Our 2010-2011 winter was very hard on hellebore leaves.  However, even though I cut almost all the damaged leaves off these H. x ericsmithii ‘Silvermoon’ plants, they still look beautiful.  Photo 3/24/11

I hope I have answered all your questions about cutting back hellebores.  If not, feel free to seek clarification in a comment.  You are probably wondering what I will do this year when the hellebores are blooming early.  I have decided that discretion is the better part of valor so no leaves will be removed until mid-February.


If you would like to look at my photos all year round, please consider buying my 2012 calendar, available worldwide.  For details, click here.  It is 25% off through January 6, 2012, with the code ONEMORETHING at checkout.

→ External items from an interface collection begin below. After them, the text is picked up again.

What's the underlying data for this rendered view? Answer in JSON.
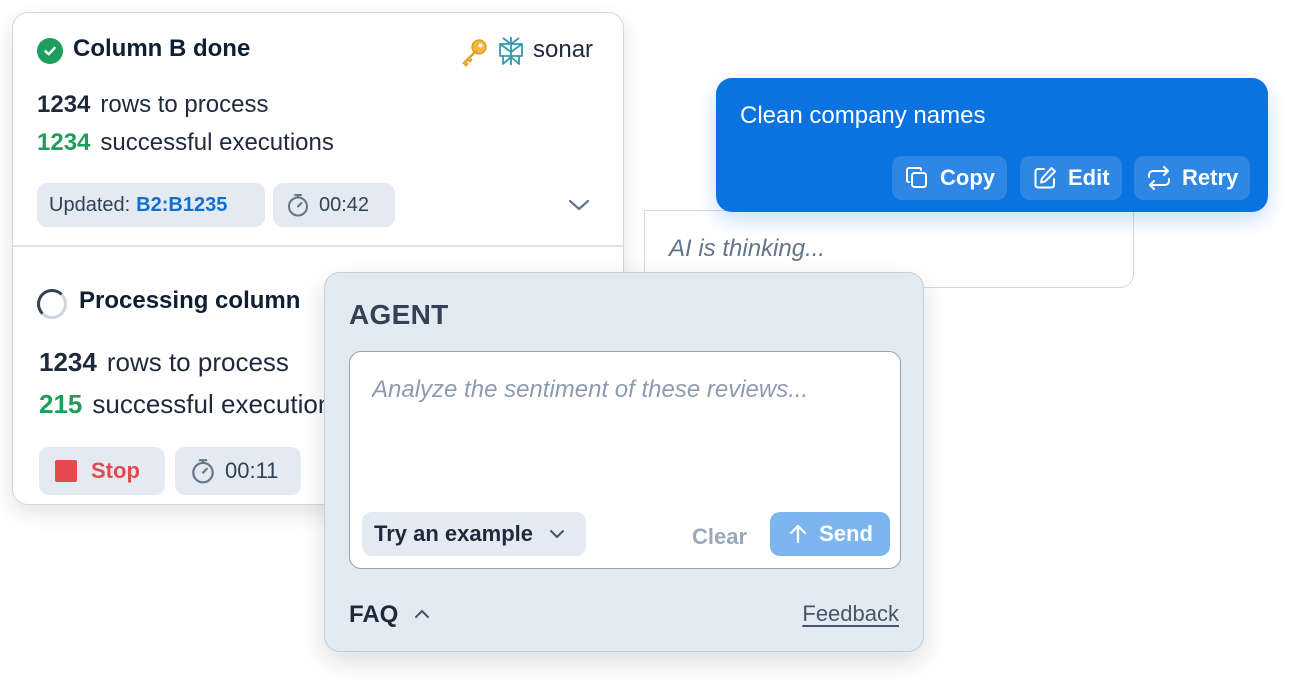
{
  "status_card": {
    "done_section": {
      "title": "Column B done",
      "model_name": "sonar",
      "rows_count": "1234",
      "rows_label": "rows to process",
      "success_count": "1234",
      "success_label": "successful executions",
      "updated_label": "Updated:",
      "updated_range": "B2:B1235",
      "elapsed": "00:42"
    },
    "processing_section": {
      "title": "Processing column",
      "rows_count": "1234",
      "rows_label": "rows to process",
      "success_count": "215",
      "success_label": "successful executions",
      "stop_label": "Stop",
      "elapsed": "00:11"
    }
  },
  "message": {
    "text": "Clean company names",
    "copy_label": "Copy",
    "edit_label": "Edit",
    "retry_label": "Retry"
  },
  "thinking": {
    "text": "AI is thinking..."
  },
  "agent": {
    "title": "AGENT",
    "prompt_value": "",
    "prompt_placeholder": "Analyze the sentiment of these reviews...",
    "try_example_label": "Try an example",
    "clear_label": "Clear",
    "send_label": "Send",
    "faq_label": "FAQ",
    "feedback_label": "Feedback"
  },
  "colors": {
    "primary_blue": "#0a73e0",
    "success_green": "#1f9d5c",
    "danger_red": "#e5484d",
    "link_blue": "#0f6fd1",
    "send_disabled": "#7db6ee"
  },
  "icons": [
    "check-circle-icon",
    "key-icon",
    "perplexity-logo-icon",
    "timer-icon",
    "chevron-down-icon",
    "spinner-icon",
    "stop-icon",
    "copy-icon",
    "edit-icon",
    "retry-icon",
    "arrow-up-icon",
    "chevron-up-icon"
  ]
}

This is part of a series of articles on hellebores, one of the specialties of my nursery.  Here are links to the other articles:

Part One        Hellebores for Fall

Part Two       An Ode to Seed Strain Hellebores

Part Three   Christmas Rose: The Perfect Hellebore

Part Four      Dividing Hybrid Hellebores

Part Five       The Sex Lives of Hellebores

Part Six          Double Hellebores

Part Seven   Cutting Back Hellebores

Notes: Every word that appears in orange on my blog is a link that you can click for more information.  If you want to return to my blog’s homepage to access the sidebar information (catalogues, previous articles, etc.) or to subscribe to my blog, just click here.

Nursery Happenings: To view the 2012 Snowdrop Catalogue, click here. I am currently accepting orders—snowdrops are available mail order.

Look for an exciting new hellebore offering in February 2012.  If you are within visiting distance and would like to receive catalogues and information about customer events, please send your full name and phone number to  Subscribing to my blog does not sign you up to receive this information.

%d bloggers like this: